(Record extracts begins)
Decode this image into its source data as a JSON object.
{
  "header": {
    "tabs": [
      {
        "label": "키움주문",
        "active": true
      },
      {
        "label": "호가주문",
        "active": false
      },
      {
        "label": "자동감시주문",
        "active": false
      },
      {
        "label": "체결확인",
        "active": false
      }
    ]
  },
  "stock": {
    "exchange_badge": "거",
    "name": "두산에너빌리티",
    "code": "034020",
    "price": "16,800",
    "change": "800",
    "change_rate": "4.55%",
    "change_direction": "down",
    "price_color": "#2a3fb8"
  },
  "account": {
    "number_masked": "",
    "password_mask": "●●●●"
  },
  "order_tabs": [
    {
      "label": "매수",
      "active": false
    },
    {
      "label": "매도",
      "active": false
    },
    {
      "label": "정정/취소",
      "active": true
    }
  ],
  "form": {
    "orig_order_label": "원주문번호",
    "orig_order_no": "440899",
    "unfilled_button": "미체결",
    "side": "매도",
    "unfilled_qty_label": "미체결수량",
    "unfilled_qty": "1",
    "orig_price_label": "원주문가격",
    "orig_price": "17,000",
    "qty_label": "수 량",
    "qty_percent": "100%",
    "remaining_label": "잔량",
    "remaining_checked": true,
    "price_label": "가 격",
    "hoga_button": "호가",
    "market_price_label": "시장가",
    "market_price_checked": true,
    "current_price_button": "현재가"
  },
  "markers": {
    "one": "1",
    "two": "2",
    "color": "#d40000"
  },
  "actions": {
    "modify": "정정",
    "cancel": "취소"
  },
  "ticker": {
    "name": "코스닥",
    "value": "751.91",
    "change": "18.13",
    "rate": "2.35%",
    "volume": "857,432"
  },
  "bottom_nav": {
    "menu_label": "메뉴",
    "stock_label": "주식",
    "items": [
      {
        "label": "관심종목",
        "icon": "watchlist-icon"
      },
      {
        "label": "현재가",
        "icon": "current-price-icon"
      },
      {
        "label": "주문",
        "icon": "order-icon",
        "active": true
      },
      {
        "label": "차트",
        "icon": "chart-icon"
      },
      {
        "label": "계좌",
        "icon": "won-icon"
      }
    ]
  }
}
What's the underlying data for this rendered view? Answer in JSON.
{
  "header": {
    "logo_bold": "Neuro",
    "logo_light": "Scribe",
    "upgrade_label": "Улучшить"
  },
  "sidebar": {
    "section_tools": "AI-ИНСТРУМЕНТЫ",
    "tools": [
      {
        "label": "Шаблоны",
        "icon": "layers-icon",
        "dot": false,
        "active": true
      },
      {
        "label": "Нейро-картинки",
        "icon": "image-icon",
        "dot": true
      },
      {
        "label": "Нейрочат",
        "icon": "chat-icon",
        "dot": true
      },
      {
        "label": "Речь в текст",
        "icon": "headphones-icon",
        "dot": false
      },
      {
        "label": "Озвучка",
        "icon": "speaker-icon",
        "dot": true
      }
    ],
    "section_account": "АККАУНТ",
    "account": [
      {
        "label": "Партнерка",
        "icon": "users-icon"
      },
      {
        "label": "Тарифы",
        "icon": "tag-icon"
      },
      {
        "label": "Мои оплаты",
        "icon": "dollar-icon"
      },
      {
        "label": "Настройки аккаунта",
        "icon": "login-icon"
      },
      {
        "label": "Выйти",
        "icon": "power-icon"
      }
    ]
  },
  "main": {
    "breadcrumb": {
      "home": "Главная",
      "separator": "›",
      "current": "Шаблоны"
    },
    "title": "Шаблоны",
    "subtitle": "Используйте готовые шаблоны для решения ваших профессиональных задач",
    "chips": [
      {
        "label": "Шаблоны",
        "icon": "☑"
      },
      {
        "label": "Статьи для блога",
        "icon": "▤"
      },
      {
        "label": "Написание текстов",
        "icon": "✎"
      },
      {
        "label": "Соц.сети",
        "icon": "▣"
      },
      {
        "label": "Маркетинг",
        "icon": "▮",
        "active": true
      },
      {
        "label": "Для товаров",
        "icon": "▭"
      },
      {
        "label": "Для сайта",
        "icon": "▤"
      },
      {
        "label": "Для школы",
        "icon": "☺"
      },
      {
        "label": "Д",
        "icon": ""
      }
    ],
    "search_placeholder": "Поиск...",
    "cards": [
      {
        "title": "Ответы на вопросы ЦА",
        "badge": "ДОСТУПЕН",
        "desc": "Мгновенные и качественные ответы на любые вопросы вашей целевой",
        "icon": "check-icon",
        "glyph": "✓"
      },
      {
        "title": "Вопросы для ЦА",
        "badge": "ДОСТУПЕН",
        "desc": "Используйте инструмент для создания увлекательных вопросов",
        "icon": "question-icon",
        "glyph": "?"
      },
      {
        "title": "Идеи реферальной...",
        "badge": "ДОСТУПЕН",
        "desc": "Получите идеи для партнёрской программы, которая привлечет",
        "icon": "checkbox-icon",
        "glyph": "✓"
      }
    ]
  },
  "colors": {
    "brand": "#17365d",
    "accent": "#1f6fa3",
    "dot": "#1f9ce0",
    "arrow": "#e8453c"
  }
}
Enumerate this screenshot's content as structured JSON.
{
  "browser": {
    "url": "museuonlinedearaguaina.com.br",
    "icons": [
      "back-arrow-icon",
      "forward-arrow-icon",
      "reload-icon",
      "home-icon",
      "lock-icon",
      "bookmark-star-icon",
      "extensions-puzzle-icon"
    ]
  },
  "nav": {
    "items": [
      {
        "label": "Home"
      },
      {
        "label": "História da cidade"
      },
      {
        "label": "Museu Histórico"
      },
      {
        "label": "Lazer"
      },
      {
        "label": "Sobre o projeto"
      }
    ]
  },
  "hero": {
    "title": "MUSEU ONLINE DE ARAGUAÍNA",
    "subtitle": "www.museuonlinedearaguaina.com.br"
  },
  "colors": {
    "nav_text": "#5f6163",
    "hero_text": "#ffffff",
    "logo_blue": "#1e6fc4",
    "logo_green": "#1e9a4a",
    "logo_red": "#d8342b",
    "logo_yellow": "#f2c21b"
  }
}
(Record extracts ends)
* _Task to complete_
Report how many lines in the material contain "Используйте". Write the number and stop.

* _Exercise output_
2